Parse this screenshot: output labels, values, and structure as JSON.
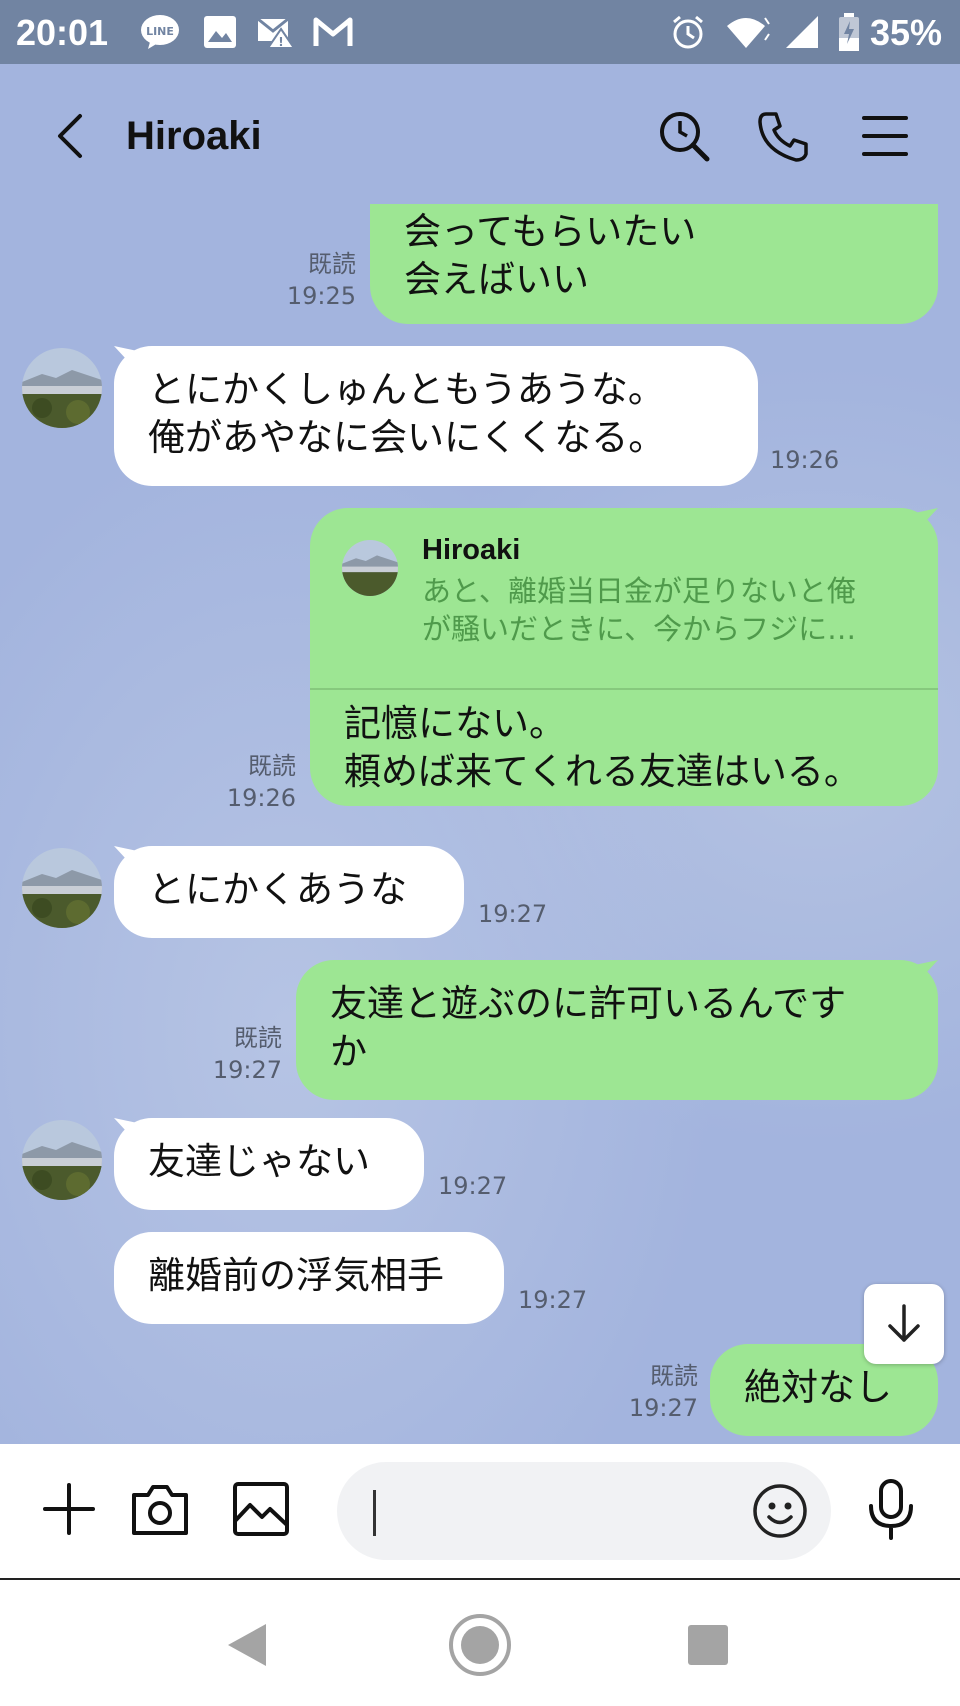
{
  "status_bar": {
    "time": "20:01",
    "battery_percent": "35%"
  },
  "header": {
    "contact_name": "Hiroaki"
  },
  "colors": {
    "chat_background": "#a3b4de",
    "outgoing_bubble": "#9de693",
    "incoming_bubble": "#ffffff",
    "status_bar": "#7184a2"
  },
  "messages": [
    {
      "dir": "out",
      "lines": [
        "会ってもらいたい",
        "会えばいい"
      ],
      "read": "既読",
      "time": "19:25"
    },
    {
      "dir": "in",
      "lines": [
        "とにかくしゅんともうあうな。",
        "俺があやなに会いにくくなる。"
      ],
      "time": "19:26"
    },
    {
      "dir": "out",
      "quote": {
        "name": "Hiroaki",
        "lines": [
          "あと、離婚当日金が足りないと俺",
          "が騒いだときに、今からフジに…"
        ]
      },
      "lines": [
        "記憶にない。",
        "頼めば来てくれる友達はいる。"
      ],
      "read": "既読",
      "time": "19:26"
    },
    {
      "dir": "in",
      "lines": [
        "とにかくあうな"
      ],
      "time": "19:27"
    },
    {
      "dir": "out",
      "lines": [
        "友達と遊ぶのに許可いるんです",
        "か"
      ],
      "read": "既読",
      "time": "19:27"
    },
    {
      "dir": "in",
      "lines": [
        "友達じゃない"
      ],
      "time": "19:27"
    },
    {
      "dir": "in",
      "lines": [
        "離婚前の浮気相手"
      ],
      "time": "19:27"
    },
    {
      "dir": "out",
      "lines": [
        "絶対なし"
      ],
      "read": "既読",
      "time": "19:27"
    }
  ]
}
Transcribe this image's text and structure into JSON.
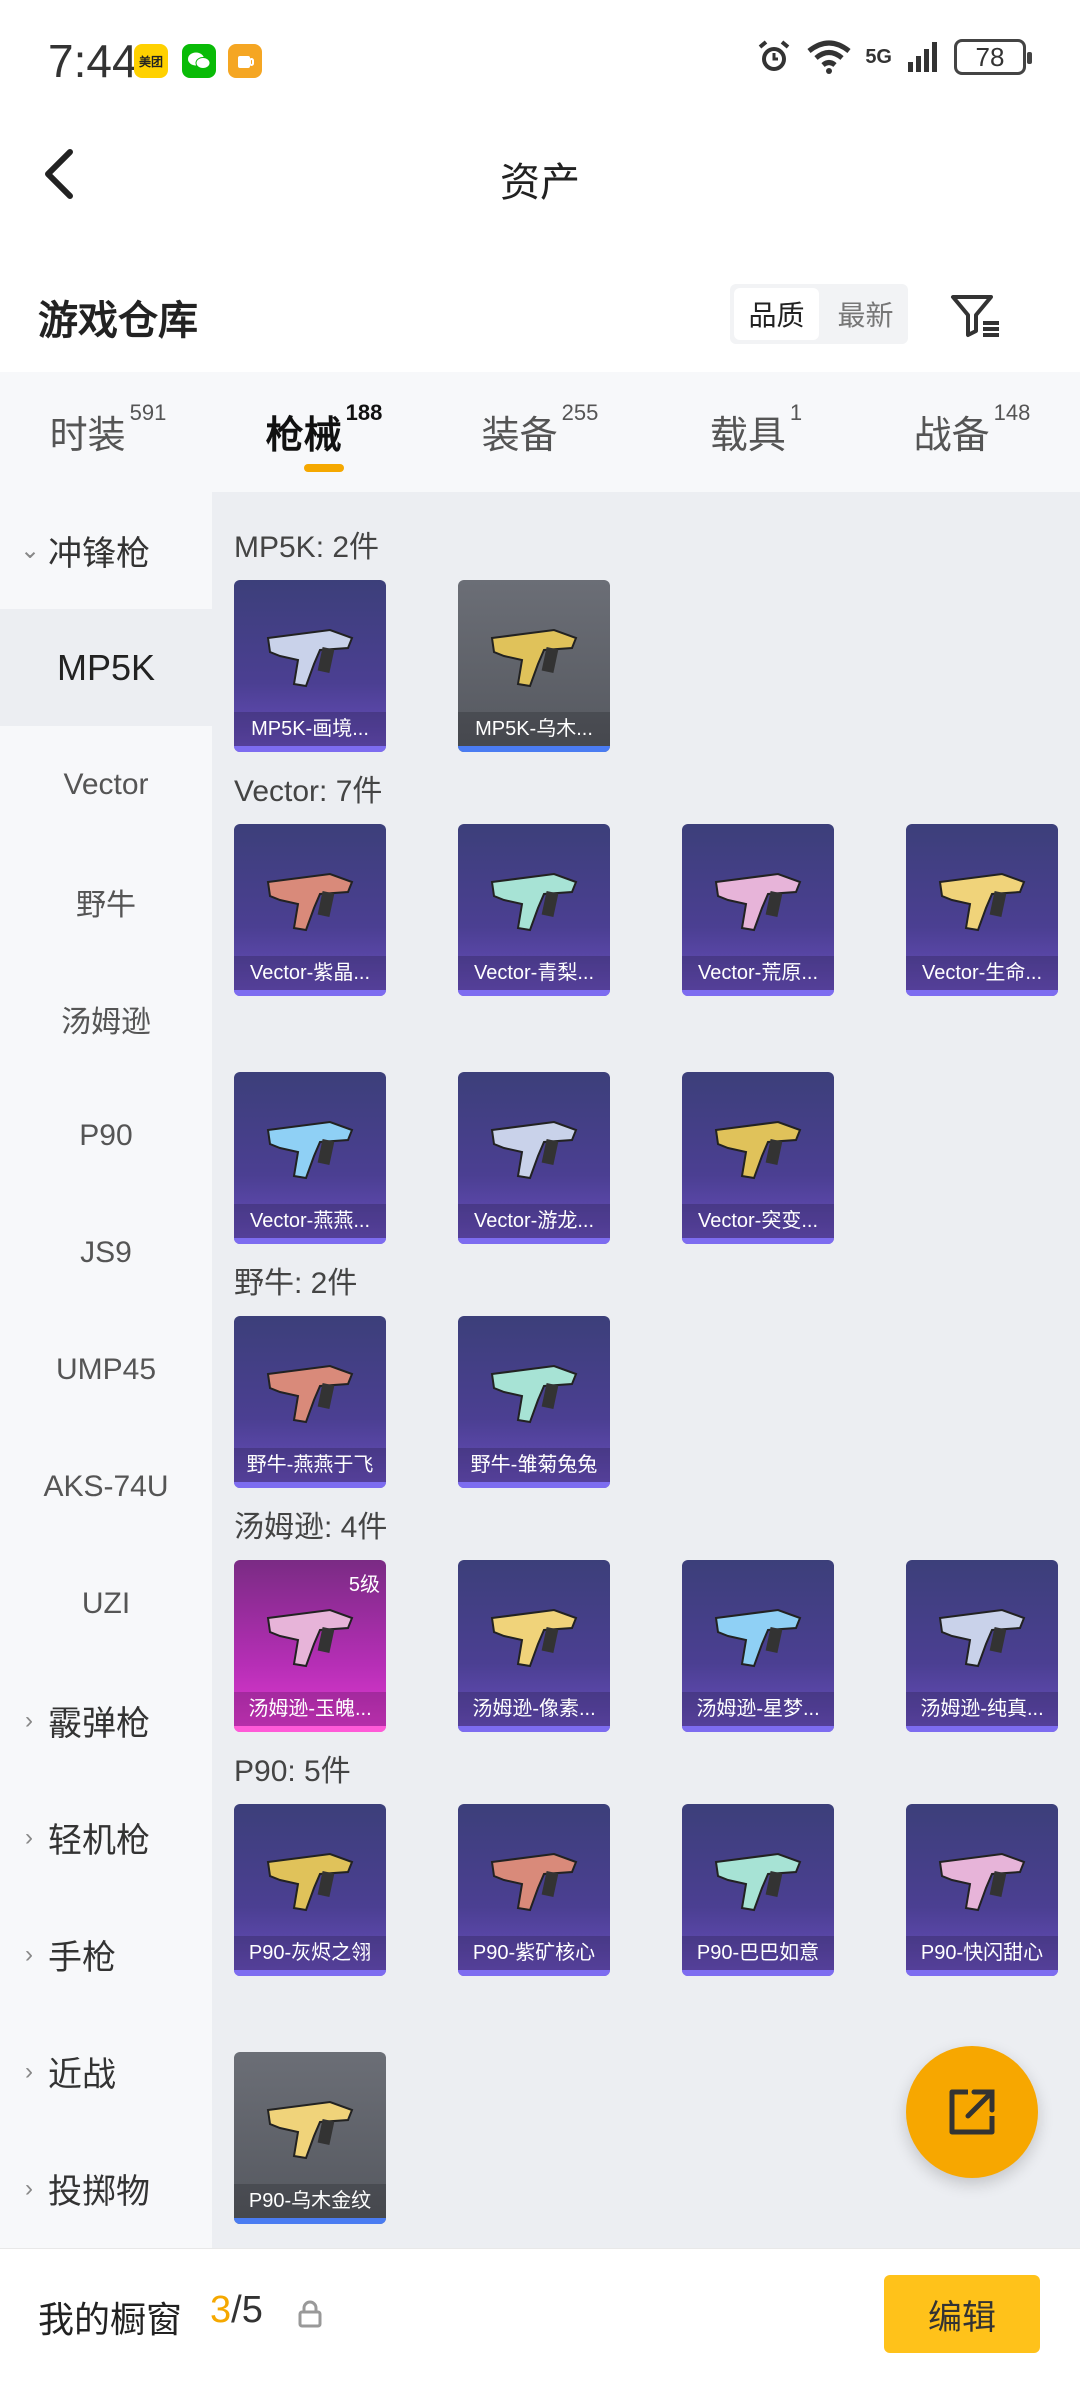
{
  "status_bar": {
    "time": "7:44",
    "apps": [
      "美团",
      "微信",
      "饮"
    ],
    "network": "5G",
    "battery": "78"
  },
  "header": {
    "title": "资产"
  },
  "warehouse": {
    "title": "游戏仓库",
    "sort_options": [
      "品质",
      "最新"
    ],
    "sort_active": "品质"
  },
  "tabs": [
    {
      "label": "时装",
      "count": "591"
    },
    {
      "label": "枪械",
      "count": "188"
    },
    {
      "label": "装备",
      "count": "255"
    },
    {
      "label": "载具",
      "count": "1"
    },
    {
      "label": "战备",
      "count": "148"
    }
  ],
  "active_tab": "枪械",
  "sidebar": [
    {
      "label": "冲锋枪",
      "type": "group",
      "expanded": true
    },
    {
      "label": "MP5K",
      "type": "item",
      "active": true
    },
    {
      "label": "Vector",
      "type": "item"
    },
    {
      "label": "野牛",
      "type": "item"
    },
    {
      "label": "汤姆逊",
      "type": "item"
    },
    {
      "label": "P90",
      "type": "item"
    },
    {
      "label": "JS9",
      "type": "item"
    },
    {
      "label": "UMP45",
      "type": "item"
    },
    {
      "label": "AKS-74U",
      "type": "item"
    },
    {
      "label": "UZI",
      "type": "item"
    },
    {
      "label": "霰弹枪",
      "type": "group",
      "expanded": false
    },
    {
      "label": "轻机枪",
      "type": "group",
      "expanded": false
    },
    {
      "label": "手枪",
      "type": "group",
      "expanded": false
    },
    {
      "label": "近战",
      "type": "group",
      "expanded": false
    },
    {
      "label": "投掷物",
      "type": "group",
      "expanded": false
    }
  ],
  "sections": [
    {
      "label": "MP5K: 2件",
      "items": [
        {
          "name": "MP5K-画境...",
          "style": "purple"
        },
        {
          "name": "MP5K-乌木...",
          "style": "gray"
        }
      ]
    },
    {
      "label": "Vector: 7件",
      "items": [
        {
          "name": "Vector-紫晶...",
          "style": "purple"
        },
        {
          "name": "Vector-青梨...",
          "style": "purple"
        },
        {
          "name": "Vector-荒原...",
          "style": "purple"
        },
        {
          "name": "Vector-生命...",
          "style": "purple"
        },
        {
          "name": "Vector-燕燕...",
          "style": "purple"
        },
        {
          "name": "Vector-游龙...",
          "style": "purple"
        },
        {
          "name": "Vector-突变...",
          "style": "purple"
        }
      ]
    },
    {
      "label": "野牛: 2件",
      "items": [
        {
          "name": "野牛-燕燕于飞",
          "style": "purple"
        },
        {
          "name": "野牛-雏菊兔兔",
          "style": "purple"
        }
      ]
    },
    {
      "label": "汤姆逊: 4件",
      "items": [
        {
          "name": "汤姆逊-玉魄...",
          "style": "pink",
          "level": "5级"
        },
        {
          "name": "汤姆逊-像素...",
          "style": "purple"
        },
        {
          "name": "汤姆逊-星梦...",
          "style": "purple"
        },
        {
          "name": "汤姆逊-纯真...",
          "style": "purple"
        }
      ]
    },
    {
      "label": "P90: 5件",
      "items": [
        {
          "name": "P90-灰烬之翎",
          "style": "purple"
        },
        {
          "name": "P90-紫矿核心",
          "style": "purple"
        },
        {
          "name": "P90-巴巴如意",
          "style": "purple"
        },
        {
          "name": "P90-快闪甜心",
          "style": "purple"
        },
        {
          "name": "P90-乌木金纹",
          "style": "gray"
        }
      ]
    }
  ],
  "bottom_bar": {
    "showcase_label": "我的橱窗",
    "showcase_current": "3",
    "showcase_total": "/5",
    "edit_label": "编辑"
  },
  "colors": {
    "accent": "#f5a800",
    "card_purple": "#4b3f92",
    "card_gray": "#5f6269",
    "card_pink": "#c230c0"
  }
}
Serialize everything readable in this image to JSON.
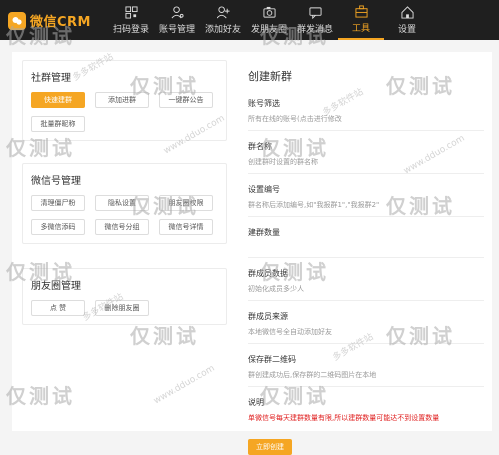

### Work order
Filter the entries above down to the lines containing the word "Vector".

### Output of the task
      "label": "Vector",
      "label": "Vector: 7件",
          "name": "Vector-紫晶...",
          "name": "Vector-青梨...",
          "name": "Vector-荒原...",
          "name": "Vector-生命...",
          "name": "Vector-燕燕...",
          "name": "Vector-游龙...",
          "name": "Vector-突变...",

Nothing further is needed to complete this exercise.